I pose these questions because of the need to define a position in respect of both critics and those whom we seek to support and encourage. Two recent events have brought these questions into focus. One was the view expressed by a prominent member of the design research community to a colleague that (I risk paraphrasing here) "little of any significant value has arisen from research in the crafts". The other was a conversation with another colleague who was expressing frustration that she had to learn how to write as a social scientist in order to publish in the field of craft research, while such writing skirts around but does not get to the core of the original knowledge that was arising from her practice. Her view was that we have failed to define a way of communicating craft research that is appropriate to our disciplines. Twelve years ago I began to discuss this in a somewhat polemical piece It's Research, Jim... that I had intended to revisit at some point, but never got around to. It's probably time that I did.

We should aspire to define a field of inquiry with its own distinctive methods, forms of communication (and perhaps learned society?) that is sustainable and valued within the wider academic community. The response to the New Craft Future Voices call for papers is hugely encouraging. There is some excellent, engaging and committed research being undertaken in craft disciplines throughout the world, much of which does not readily find a home in existing research communities. Therefore we have an opportunity to define and create a framework for supporting such research.
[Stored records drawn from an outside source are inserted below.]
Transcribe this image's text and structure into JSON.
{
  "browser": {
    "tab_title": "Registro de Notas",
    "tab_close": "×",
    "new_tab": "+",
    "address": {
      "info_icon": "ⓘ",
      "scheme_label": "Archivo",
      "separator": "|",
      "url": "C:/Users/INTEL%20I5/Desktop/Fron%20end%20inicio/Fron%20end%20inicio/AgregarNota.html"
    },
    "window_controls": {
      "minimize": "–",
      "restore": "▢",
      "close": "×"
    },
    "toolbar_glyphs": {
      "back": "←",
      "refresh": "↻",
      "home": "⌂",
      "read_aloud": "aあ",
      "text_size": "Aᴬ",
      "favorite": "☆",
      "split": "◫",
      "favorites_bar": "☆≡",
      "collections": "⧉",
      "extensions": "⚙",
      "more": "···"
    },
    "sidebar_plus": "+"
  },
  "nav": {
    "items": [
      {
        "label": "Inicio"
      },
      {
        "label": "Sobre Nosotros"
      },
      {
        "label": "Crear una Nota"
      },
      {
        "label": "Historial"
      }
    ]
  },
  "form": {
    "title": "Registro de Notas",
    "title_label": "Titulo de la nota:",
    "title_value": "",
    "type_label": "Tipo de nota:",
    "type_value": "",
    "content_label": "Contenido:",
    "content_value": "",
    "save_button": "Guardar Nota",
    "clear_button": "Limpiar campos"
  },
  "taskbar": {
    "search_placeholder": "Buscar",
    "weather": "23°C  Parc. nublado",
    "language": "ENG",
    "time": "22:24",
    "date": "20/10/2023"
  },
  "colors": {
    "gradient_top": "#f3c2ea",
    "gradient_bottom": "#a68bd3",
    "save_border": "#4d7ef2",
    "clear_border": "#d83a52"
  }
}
So, my initial stab at a definition is this:

Craft research aims to improve the understanding of and enhance innovation within craft practices.

Its key objectives are to:
  • explore the cultural and economic value of craft
  • promote discourses around the nature of contemporary practices
  • develop appropriate means of communicating the craft knowledge that arises through practice
  • promote innovation in craft practice.
I welcome all contributions that seek to improve on this initial definition and move us further towards articulating a clear position on what is craft research.
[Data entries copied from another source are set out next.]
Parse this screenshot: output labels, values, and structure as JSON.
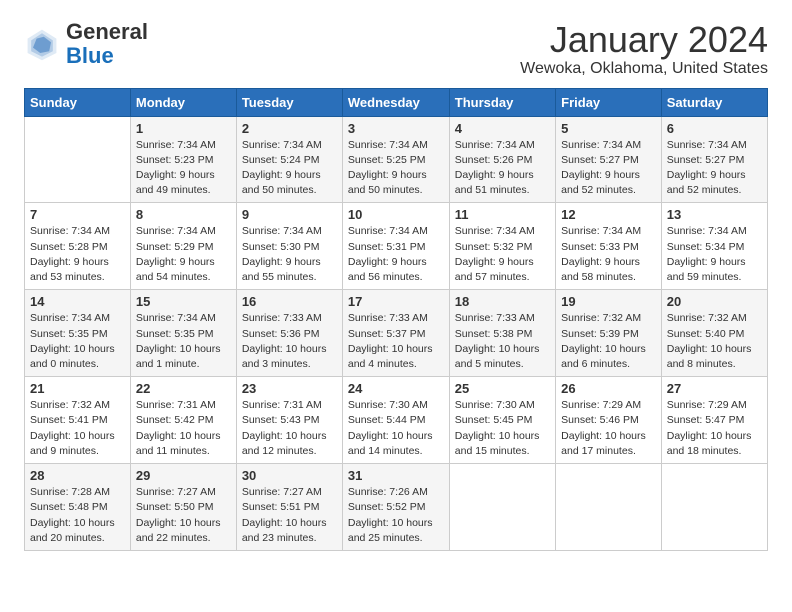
{
  "header": {
    "logo_general": "General",
    "logo_blue": "Blue",
    "month": "January 2024",
    "location": "Wewoka, Oklahoma, United States"
  },
  "days_of_week": [
    "Sunday",
    "Monday",
    "Tuesday",
    "Wednesday",
    "Thursday",
    "Friday",
    "Saturday"
  ],
  "weeks": [
    [
      {
        "day": "",
        "info": ""
      },
      {
        "day": "1",
        "info": "Sunrise: 7:34 AM\nSunset: 5:23 PM\nDaylight: 9 hours\nand 49 minutes."
      },
      {
        "day": "2",
        "info": "Sunrise: 7:34 AM\nSunset: 5:24 PM\nDaylight: 9 hours\nand 50 minutes."
      },
      {
        "day": "3",
        "info": "Sunrise: 7:34 AM\nSunset: 5:25 PM\nDaylight: 9 hours\nand 50 minutes."
      },
      {
        "day": "4",
        "info": "Sunrise: 7:34 AM\nSunset: 5:26 PM\nDaylight: 9 hours\nand 51 minutes."
      },
      {
        "day": "5",
        "info": "Sunrise: 7:34 AM\nSunset: 5:27 PM\nDaylight: 9 hours\nand 52 minutes."
      },
      {
        "day": "6",
        "info": "Sunrise: 7:34 AM\nSunset: 5:27 PM\nDaylight: 9 hours\nand 52 minutes."
      }
    ],
    [
      {
        "day": "7",
        "info": "Sunrise: 7:34 AM\nSunset: 5:28 PM\nDaylight: 9 hours\nand 53 minutes."
      },
      {
        "day": "8",
        "info": "Sunrise: 7:34 AM\nSunset: 5:29 PM\nDaylight: 9 hours\nand 54 minutes."
      },
      {
        "day": "9",
        "info": "Sunrise: 7:34 AM\nSunset: 5:30 PM\nDaylight: 9 hours\nand 55 minutes."
      },
      {
        "day": "10",
        "info": "Sunrise: 7:34 AM\nSunset: 5:31 PM\nDaylight: 9 hours\nand 56 minutes."
      },
      {
        "day": "11",
        "info": "Sunrise: 7:34 AM\nSunset: 5:32 PM\nDaylight: 9 hours\nand 57 minutes."
      },
      {
        "day": "12",
        "info": "Sunrise: 7:34 AM\nSunset: 5:33 PM\nDaylight: 9 hours\nand 58 minutes."
      },
      {
        "day": "13",
        "info": "Sunrise: 7:34 AM\nSunset: 5:34 PM\nDaylight: 9 hours\nand 59 minutes."
      }
    ],
    [
      {
        "day": "14",
        "info": "Sunrise: 7:34 AM\nSunset: 5:35 PM\nDaylight: 10 hours\nand 0 minutes."
      },
      {
        "day": "15",
        "info": "Sunrise: 7:34 AM\nSunset: 5:35 PM\nDaylight: 10 hours\nand 1 minute."
      },
      {
        "day": "16",
        "info": "Sunrise: 7:33 AM\nSunset: 5:36 PM\nDaylight: 10 hours\nand 3 minutes."
      },
      {
        "day": "17",
        "info": "Sunrise: 7:33 AM\nSunset: 5:37 PM\nDaylight: 10 hours\nand 4 minutes."
      },
      {
        "day": "18",
        "info": "Sunrise: 7:33 AM\nSunset: 5:38 PM\nDaylight: 10 hours\nand 5 minutes."
      },
      {
        "day": "19",
        "info": "Sunrise: 7:32 AM\nSunset: 5:39 PM\nDaylight: 10 hours\nand 6 minutes."
      },
      {
        "day": "20",
        "info": "Sunrise: 7:32 AM\nSunset: 5:40 PM\nDaylight: 10 hours\nand 8 minutes."
      }
    ],
    [
      {
        "day": "21",
        "info": "Sunrise: 7:32 AM\nSunset: 5:41 PM\nDaylight: 10 hours\nand 9 minutes."
      },
      {
        "day": "22",
        "info": "Sunrise: 7:31 AM\nSunset: 5:42 PM\nDaylight: 10 hours\nand 11 minutes."
      },
      {
        "day": "23",
        "info": "Sunrise: 7:31 AM\nSunset: 5:43 PM\nDaylight: 10 hours\nand 12 minutes."
      },
      {
        "day": "24",
        "info": "Sunrise: 7:30 AM\nSunset: 5:44 PM\nDaylight: 10 hours\nand 14 minutes."
      },
      {
        "day": "25",
        "info": "Sunrise: 7:30 AM\nSunset: 5:45 PM\nDaylight: 10 hours\nand 15 minutes."
      },
      {
        "day": "26",
        "info": "Sunrise: 7:29 AM\nSunset: 5:46 PM\nDaylight: 10 hours\nand 17 minutes."
      },
      {
        "day": "27",
        "info": "Sunrise: 7:29 AM\nSunset: 5:47 PM\nDaylight: 10 hours\nand 18 minutes."
      }
    ],
    [
      {
        "day": "28",
        "info": "Sunrise: 7:28 AM\nSunset: 5:48 PM\nDaylight: 10 hours\nand 20 minutes."
      },
      {
        "day": "29",
        "info": "Sunrise: 7:27 AM\nSunset: 5:50 PM\nDaylight: 10 hours\nand 22 minutes."
      },
      {
        "day": "30",
        "info": "Sunrise: 7:27 AM\nSunset: 5:51 PM\nDaylight: 10 hours\nand 23 minutes."
      },
      {
        "day": "31",
        "info": "Sunrise: 7:26 AM\nSunset: 5:52 PM\nDaylight: 10 hours\nand 25 minutes."
      },
      {
        "day": "",
        "info": ""
      },
      {
        "day": "",
        "info": ""
      },
      {
        "day": "",
        "info": ""
      }
    ]
  ]
}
04 February 2007

Both ends of the spectrum

The second in a series of monthly Guardian Guides is - Craft. It focuses on how to make everything from a stylish new dress to a DIY dining table. An interesting section entitled adventures in modern craft includes "New Wave Crafting" that derives pleasure from the recycling of everyday objects.

"More punk than Stepford homemaker, the modern craftster is a sociable creature, gathering in pubs, clubs and online to chat and swap ideas."
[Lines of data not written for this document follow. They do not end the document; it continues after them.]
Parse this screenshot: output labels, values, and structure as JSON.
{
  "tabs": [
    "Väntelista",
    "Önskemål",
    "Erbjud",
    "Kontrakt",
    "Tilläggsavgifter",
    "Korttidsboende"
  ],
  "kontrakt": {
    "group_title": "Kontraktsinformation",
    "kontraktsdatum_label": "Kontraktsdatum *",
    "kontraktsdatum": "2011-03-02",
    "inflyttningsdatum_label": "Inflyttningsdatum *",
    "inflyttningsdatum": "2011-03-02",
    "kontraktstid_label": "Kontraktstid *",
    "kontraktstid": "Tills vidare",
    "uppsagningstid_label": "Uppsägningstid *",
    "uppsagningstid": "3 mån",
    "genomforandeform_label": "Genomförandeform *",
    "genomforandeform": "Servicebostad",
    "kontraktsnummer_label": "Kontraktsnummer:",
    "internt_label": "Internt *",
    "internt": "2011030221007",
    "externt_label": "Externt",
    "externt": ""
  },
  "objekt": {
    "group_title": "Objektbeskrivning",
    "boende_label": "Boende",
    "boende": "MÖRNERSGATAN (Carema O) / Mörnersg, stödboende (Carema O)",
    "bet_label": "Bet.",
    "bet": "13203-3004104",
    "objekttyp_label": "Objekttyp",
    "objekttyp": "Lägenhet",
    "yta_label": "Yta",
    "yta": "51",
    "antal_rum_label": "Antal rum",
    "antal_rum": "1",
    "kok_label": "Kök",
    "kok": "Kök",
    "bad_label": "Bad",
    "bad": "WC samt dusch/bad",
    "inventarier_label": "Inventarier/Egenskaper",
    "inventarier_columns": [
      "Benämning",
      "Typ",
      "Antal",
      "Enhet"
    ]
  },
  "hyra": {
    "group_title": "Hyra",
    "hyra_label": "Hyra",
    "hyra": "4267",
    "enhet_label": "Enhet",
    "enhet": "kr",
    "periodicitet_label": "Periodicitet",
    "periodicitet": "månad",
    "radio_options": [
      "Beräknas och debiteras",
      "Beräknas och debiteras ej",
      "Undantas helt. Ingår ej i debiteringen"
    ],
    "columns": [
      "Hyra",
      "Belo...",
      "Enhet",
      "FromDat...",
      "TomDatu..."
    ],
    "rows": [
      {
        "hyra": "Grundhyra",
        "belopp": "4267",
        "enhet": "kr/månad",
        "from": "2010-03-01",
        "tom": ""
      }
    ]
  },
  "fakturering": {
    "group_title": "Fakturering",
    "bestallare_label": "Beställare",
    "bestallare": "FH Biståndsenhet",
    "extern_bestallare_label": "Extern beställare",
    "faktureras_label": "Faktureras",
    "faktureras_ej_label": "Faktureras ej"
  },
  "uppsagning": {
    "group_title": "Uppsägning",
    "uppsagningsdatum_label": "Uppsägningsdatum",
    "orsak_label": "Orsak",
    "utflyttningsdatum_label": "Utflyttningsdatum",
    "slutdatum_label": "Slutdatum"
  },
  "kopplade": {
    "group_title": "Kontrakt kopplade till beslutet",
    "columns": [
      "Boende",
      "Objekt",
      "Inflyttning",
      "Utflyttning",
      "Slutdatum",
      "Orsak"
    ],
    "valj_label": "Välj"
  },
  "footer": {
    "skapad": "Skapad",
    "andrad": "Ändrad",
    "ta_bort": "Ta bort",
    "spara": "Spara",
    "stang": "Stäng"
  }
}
The guide also includes crafty websites we love - with one glaring omission!

This is a guide for those who wish to get in at the ground level of craft - this is the craft of the hobbyist. Craft sadly is not presented as a vocation or a worthwhile way of making a living - it is presented as a distraction from everyday living rather than a way of living.


This same week the Craft Council will be promoting Collect the leading international art fair for contemporary objects in London. This is what some might describe as the other end of the spectrum, forty one galleries presenting work by over 350 leading artists.


The word Craft here is only visible in the title of the Council but for how much longer? One end of craft has for some time been keen to distance itself from the term and yet the other end is happy to embrace it and reinvigorate it for a new generation.

Why are we so ashamed of our hobbyist associations? Do both not belong to the same family of craft? Are both ultimately just striving to understand what it means to be human? Some more dedicated than others? Can we not celebrate this diversity, rather than create more distance between us? How much of this distinction is related to class? Do these craft differences exist in other countries? Writing this blog on both ends of the spectrum has also made me ponder where is the craft middle ground, what does this look like and who occupies it?